[RECORDS FOR PROCESSING Boundary: Start]

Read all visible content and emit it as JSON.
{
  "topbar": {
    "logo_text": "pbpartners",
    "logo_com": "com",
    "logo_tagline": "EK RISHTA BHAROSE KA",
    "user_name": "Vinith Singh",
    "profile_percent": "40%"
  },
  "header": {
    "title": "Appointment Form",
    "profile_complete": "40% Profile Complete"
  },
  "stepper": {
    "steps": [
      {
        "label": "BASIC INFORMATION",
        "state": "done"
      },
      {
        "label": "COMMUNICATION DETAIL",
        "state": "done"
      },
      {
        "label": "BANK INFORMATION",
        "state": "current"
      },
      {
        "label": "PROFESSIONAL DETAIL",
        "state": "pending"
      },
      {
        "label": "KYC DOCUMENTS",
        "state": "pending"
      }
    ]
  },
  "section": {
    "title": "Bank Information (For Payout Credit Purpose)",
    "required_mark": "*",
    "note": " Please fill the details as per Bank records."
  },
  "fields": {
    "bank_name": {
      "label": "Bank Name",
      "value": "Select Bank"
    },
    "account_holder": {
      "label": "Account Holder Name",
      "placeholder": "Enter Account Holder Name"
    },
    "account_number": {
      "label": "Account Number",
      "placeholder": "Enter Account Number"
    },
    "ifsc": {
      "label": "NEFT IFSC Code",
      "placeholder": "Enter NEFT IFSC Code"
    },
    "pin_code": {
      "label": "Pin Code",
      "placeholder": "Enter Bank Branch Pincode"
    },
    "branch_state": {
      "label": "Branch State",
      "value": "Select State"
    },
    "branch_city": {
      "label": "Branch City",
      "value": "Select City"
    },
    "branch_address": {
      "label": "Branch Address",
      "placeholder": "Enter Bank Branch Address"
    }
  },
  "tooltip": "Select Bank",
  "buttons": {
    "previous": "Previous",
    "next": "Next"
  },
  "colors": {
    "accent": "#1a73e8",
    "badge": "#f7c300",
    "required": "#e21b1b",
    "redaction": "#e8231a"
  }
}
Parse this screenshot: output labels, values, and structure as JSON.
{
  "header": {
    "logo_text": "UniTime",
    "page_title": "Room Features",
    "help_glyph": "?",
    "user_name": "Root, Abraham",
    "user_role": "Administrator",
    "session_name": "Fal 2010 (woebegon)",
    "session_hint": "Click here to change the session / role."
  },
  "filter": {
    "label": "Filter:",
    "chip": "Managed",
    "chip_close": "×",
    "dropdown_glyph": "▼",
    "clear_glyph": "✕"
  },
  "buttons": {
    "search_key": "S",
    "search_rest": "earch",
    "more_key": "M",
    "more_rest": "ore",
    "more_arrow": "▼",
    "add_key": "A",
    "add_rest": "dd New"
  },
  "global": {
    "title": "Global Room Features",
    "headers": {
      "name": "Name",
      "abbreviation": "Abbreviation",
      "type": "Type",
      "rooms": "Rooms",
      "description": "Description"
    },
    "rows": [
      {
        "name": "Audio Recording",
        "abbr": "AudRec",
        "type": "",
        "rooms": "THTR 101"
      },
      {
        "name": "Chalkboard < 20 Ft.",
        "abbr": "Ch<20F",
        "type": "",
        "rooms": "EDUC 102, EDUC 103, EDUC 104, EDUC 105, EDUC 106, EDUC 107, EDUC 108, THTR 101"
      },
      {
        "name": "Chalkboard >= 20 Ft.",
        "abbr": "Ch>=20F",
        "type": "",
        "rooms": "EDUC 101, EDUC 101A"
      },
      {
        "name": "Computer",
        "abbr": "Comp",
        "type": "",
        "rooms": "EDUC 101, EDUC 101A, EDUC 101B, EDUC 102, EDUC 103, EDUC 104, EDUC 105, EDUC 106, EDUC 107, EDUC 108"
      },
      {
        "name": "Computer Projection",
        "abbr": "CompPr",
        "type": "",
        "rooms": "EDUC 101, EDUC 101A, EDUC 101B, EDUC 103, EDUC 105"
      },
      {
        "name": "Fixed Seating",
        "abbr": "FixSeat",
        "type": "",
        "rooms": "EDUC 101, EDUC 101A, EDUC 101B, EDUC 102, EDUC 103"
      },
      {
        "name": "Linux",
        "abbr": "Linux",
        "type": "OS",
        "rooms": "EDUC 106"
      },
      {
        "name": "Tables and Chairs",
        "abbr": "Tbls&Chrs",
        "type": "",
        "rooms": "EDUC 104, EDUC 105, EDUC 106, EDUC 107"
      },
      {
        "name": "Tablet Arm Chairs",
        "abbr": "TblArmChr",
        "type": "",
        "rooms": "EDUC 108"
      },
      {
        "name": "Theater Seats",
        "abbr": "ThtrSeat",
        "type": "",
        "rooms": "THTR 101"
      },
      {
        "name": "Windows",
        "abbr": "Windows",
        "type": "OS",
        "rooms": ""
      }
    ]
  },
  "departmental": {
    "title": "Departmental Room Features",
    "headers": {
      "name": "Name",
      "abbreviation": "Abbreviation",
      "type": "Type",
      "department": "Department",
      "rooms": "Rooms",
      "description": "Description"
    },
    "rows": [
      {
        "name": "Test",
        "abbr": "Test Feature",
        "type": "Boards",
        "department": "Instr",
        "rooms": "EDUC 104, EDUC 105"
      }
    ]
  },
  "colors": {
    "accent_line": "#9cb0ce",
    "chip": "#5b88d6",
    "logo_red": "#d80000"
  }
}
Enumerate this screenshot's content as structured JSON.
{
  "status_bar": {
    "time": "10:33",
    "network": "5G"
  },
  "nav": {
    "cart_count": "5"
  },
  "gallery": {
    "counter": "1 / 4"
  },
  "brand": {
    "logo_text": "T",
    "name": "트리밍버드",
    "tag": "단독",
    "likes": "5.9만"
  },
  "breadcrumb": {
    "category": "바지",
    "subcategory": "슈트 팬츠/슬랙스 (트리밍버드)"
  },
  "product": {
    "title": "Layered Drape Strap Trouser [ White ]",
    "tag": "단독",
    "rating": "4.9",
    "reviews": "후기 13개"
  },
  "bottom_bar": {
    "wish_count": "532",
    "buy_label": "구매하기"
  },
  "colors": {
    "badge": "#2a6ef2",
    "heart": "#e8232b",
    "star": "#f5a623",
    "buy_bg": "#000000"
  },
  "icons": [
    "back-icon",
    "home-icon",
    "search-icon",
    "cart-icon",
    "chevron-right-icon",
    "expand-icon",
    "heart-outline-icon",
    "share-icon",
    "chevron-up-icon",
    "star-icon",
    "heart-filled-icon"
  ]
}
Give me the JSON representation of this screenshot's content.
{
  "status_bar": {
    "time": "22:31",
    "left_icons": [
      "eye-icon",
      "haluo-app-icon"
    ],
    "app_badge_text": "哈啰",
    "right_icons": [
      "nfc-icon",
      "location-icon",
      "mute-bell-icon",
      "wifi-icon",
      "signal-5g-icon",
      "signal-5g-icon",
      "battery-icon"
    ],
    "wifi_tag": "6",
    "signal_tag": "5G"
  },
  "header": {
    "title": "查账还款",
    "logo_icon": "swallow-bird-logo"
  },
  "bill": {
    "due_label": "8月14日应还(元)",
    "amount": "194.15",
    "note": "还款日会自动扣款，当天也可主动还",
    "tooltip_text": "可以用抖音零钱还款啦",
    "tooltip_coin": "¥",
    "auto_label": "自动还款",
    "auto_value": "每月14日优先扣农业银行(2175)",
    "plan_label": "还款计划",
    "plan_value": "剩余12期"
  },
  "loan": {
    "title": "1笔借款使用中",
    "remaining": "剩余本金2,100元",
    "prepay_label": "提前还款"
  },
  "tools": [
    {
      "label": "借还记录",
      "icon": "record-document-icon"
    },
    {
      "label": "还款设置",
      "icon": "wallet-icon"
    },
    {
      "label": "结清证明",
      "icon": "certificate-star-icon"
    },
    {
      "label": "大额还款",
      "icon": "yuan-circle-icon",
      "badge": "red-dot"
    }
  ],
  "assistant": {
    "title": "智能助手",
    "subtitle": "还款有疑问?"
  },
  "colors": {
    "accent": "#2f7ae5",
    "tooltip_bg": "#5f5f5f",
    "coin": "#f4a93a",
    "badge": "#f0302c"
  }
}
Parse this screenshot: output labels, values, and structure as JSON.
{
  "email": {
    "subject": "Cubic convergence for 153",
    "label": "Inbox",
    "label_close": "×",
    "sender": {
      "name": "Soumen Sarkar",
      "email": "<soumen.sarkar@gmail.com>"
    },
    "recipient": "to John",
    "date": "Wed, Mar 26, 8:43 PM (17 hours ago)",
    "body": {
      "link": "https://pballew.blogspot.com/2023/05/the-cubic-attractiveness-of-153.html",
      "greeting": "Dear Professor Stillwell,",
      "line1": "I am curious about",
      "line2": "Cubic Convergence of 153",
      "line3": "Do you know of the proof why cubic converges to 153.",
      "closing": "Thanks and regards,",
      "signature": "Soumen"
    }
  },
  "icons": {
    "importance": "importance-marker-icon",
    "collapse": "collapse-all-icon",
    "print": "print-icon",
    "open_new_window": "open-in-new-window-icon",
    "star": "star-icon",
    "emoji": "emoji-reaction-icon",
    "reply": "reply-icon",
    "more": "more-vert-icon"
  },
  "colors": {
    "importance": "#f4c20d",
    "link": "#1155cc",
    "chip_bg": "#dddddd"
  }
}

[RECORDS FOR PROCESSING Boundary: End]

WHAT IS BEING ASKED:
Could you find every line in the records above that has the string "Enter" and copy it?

ANSWER TO THIS TASK:
      "placeholder": "Enter Account Holder Name"
      "placeholder": "Enter Account Number"
      "placeholder": "Enter NEFT IFSC Code"
      "placeholder": "Enter Bank Branch Pincode"
      "placeholder": "Enter Bank Branch Address"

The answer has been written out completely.